#### Given entries
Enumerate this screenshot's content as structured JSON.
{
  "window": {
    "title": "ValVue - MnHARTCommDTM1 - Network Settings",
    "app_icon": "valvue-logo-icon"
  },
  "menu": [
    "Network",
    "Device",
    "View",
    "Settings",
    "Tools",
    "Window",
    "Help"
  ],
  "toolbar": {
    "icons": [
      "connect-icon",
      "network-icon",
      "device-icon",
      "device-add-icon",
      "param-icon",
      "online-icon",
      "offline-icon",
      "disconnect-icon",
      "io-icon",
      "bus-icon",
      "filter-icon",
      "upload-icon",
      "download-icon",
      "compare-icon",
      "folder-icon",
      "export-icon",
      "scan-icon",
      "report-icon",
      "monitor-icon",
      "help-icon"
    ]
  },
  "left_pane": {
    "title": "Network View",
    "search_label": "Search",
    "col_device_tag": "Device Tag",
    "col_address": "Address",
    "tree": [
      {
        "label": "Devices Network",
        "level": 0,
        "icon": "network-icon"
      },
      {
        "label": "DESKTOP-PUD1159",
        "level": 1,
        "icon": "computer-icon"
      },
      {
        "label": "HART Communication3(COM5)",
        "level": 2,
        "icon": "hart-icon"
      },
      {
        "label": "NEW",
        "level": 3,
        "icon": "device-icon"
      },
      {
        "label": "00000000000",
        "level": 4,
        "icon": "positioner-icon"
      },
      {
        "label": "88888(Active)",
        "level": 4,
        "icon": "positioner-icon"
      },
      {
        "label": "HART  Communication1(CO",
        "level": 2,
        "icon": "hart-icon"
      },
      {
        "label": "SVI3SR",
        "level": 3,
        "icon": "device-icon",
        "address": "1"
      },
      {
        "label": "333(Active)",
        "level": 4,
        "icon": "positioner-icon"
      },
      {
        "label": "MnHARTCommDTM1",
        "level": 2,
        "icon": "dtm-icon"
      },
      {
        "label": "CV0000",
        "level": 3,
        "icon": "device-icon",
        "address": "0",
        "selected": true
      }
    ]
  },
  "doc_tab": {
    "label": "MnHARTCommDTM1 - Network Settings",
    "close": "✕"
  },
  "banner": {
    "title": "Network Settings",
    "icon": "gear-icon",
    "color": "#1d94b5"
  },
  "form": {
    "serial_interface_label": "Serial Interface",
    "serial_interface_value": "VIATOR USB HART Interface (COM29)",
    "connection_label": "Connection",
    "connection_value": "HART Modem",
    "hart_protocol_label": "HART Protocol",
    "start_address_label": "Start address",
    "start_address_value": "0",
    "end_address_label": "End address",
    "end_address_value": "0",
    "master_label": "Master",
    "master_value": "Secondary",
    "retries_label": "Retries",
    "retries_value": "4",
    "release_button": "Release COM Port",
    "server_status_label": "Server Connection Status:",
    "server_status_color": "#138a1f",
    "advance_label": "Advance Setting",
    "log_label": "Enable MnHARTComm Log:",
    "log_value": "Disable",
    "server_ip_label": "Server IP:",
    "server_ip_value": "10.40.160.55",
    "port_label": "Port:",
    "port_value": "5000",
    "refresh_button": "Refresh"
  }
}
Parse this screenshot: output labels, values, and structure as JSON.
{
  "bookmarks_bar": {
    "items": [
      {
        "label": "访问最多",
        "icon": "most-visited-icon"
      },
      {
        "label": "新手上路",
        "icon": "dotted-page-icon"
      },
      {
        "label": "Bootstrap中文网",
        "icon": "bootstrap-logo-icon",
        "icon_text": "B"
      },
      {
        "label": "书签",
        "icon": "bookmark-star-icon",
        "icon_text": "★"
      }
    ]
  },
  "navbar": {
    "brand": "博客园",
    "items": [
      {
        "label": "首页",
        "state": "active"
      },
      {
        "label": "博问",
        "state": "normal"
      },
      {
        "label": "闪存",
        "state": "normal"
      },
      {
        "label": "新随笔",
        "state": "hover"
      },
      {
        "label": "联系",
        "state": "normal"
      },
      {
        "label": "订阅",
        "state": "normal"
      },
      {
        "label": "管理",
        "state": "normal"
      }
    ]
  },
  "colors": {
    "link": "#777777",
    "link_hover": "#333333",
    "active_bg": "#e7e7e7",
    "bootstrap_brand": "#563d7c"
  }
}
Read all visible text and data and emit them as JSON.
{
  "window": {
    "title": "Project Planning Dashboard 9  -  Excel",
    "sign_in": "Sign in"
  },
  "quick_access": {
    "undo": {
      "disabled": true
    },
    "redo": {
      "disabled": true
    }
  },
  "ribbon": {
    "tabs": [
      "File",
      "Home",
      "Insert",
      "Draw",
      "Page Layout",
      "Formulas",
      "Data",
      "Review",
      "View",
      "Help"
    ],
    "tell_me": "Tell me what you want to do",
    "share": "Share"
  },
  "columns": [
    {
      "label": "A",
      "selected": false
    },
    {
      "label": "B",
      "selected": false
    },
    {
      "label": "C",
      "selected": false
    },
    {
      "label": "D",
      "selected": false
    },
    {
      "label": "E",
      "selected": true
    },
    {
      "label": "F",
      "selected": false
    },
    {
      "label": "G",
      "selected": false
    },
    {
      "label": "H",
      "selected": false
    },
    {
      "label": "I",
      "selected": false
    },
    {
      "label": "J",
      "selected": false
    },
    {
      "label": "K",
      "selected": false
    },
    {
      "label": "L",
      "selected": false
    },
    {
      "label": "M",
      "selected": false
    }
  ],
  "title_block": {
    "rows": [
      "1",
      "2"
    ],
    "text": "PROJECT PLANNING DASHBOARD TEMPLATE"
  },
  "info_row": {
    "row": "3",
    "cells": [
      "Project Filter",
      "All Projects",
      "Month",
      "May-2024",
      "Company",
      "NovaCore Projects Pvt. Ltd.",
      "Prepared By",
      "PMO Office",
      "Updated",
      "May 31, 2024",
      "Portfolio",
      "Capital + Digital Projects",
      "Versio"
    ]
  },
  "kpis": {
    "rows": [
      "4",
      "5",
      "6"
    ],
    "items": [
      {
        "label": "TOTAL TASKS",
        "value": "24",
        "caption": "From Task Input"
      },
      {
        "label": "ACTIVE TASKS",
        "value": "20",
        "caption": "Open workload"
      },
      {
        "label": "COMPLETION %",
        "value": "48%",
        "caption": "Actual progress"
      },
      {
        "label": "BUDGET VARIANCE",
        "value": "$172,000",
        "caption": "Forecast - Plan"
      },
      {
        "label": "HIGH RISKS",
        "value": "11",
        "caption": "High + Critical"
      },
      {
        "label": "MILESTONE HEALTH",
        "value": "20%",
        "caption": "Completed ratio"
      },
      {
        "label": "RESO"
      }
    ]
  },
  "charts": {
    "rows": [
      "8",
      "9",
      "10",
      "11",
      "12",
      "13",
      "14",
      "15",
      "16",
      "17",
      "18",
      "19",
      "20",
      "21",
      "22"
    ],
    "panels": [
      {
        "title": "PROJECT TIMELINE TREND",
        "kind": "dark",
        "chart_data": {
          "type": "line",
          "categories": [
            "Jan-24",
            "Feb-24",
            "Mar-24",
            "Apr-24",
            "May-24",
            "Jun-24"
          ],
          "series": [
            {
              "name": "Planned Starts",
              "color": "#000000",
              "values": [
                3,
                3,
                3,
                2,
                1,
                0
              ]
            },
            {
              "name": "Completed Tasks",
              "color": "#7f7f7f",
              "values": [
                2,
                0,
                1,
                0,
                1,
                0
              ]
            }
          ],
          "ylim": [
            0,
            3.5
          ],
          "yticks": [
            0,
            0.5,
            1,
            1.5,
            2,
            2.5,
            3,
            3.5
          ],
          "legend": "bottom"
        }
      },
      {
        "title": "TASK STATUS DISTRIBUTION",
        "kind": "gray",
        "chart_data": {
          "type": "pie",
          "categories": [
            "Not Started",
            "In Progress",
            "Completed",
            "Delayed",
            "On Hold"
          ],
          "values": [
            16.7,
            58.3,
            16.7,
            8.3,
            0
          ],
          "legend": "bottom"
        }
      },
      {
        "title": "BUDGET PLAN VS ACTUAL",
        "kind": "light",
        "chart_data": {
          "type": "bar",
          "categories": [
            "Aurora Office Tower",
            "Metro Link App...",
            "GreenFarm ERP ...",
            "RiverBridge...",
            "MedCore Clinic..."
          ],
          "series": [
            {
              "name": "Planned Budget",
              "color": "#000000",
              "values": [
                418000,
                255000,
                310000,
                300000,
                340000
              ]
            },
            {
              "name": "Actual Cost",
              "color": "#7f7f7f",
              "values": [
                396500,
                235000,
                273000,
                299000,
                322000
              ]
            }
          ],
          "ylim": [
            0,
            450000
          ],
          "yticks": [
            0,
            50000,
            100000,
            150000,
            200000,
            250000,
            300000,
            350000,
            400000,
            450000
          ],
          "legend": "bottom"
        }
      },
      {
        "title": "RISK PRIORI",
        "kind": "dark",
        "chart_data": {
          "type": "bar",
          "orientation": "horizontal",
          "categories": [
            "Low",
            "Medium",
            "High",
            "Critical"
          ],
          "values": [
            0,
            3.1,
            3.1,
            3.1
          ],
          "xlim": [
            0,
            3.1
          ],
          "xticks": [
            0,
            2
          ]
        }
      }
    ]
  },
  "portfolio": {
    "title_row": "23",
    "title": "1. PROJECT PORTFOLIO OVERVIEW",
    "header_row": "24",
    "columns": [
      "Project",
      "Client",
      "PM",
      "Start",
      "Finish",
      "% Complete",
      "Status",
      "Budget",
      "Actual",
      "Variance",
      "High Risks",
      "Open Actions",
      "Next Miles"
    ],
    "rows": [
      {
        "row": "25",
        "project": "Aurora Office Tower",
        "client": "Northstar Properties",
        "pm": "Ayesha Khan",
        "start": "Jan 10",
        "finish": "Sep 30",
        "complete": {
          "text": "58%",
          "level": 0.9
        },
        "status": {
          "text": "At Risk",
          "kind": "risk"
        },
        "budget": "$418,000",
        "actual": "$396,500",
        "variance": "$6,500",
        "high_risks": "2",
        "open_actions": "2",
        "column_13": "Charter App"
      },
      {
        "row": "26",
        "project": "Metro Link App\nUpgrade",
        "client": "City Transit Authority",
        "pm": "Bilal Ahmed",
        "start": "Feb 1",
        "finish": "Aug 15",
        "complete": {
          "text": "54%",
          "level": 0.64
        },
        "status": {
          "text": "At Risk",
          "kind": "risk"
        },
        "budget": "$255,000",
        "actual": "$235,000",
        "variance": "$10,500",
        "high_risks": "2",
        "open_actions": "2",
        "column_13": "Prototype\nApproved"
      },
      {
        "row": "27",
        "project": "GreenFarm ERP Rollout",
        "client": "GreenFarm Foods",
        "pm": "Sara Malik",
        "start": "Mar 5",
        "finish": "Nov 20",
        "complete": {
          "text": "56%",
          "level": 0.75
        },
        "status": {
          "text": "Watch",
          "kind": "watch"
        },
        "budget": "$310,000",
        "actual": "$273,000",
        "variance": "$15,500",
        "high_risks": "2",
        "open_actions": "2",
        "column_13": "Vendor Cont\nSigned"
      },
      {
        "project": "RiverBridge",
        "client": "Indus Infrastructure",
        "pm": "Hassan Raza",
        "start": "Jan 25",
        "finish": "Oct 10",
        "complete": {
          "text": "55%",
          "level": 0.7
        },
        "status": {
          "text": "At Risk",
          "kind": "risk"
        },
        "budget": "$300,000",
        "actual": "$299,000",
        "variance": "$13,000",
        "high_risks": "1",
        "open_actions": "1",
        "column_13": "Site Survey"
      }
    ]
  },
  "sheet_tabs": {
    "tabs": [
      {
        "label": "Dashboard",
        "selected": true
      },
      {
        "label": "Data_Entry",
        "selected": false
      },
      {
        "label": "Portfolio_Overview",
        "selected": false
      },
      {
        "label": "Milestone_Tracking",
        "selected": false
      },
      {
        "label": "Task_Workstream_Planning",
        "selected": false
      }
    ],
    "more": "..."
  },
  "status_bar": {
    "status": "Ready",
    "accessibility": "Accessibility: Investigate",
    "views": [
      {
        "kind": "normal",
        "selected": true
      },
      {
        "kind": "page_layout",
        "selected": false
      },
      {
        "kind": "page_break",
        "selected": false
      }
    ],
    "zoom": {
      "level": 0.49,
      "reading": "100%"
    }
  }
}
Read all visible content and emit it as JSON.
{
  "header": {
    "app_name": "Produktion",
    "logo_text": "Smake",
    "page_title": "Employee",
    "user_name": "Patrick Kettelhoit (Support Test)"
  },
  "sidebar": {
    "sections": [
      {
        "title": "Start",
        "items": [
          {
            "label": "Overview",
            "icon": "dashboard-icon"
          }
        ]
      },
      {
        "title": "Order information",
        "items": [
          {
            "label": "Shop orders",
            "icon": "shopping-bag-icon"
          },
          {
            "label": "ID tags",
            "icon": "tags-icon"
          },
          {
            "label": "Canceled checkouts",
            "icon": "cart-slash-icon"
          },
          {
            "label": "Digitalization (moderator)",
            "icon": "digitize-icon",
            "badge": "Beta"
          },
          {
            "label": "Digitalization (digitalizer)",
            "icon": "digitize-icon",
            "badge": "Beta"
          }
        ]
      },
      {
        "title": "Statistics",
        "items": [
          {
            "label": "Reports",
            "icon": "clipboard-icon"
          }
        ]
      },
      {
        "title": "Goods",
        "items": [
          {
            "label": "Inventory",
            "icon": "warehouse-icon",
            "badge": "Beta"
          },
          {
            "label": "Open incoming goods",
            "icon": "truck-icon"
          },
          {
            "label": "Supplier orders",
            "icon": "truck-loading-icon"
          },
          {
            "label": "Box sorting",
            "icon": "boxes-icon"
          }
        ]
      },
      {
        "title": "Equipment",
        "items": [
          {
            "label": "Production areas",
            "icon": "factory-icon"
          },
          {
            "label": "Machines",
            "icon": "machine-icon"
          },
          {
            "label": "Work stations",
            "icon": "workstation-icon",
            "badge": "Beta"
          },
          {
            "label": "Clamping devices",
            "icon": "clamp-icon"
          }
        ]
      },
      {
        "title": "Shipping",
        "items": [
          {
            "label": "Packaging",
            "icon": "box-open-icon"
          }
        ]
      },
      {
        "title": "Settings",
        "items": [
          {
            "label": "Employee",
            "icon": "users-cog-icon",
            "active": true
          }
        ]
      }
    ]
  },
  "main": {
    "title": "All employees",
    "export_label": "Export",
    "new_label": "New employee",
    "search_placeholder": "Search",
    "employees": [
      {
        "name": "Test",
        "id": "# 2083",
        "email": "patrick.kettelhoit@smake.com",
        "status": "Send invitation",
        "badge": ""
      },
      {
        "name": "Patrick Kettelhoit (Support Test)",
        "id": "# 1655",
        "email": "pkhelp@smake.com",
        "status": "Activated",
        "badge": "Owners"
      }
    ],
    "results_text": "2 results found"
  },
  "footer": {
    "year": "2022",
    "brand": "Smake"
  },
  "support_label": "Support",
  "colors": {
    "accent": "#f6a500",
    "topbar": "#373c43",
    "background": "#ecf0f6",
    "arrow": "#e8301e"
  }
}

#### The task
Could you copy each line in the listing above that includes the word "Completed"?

#### Response for this exercise
        "caption": "Completed ratio"
              "name": "Completed Tasks",
            "Completed",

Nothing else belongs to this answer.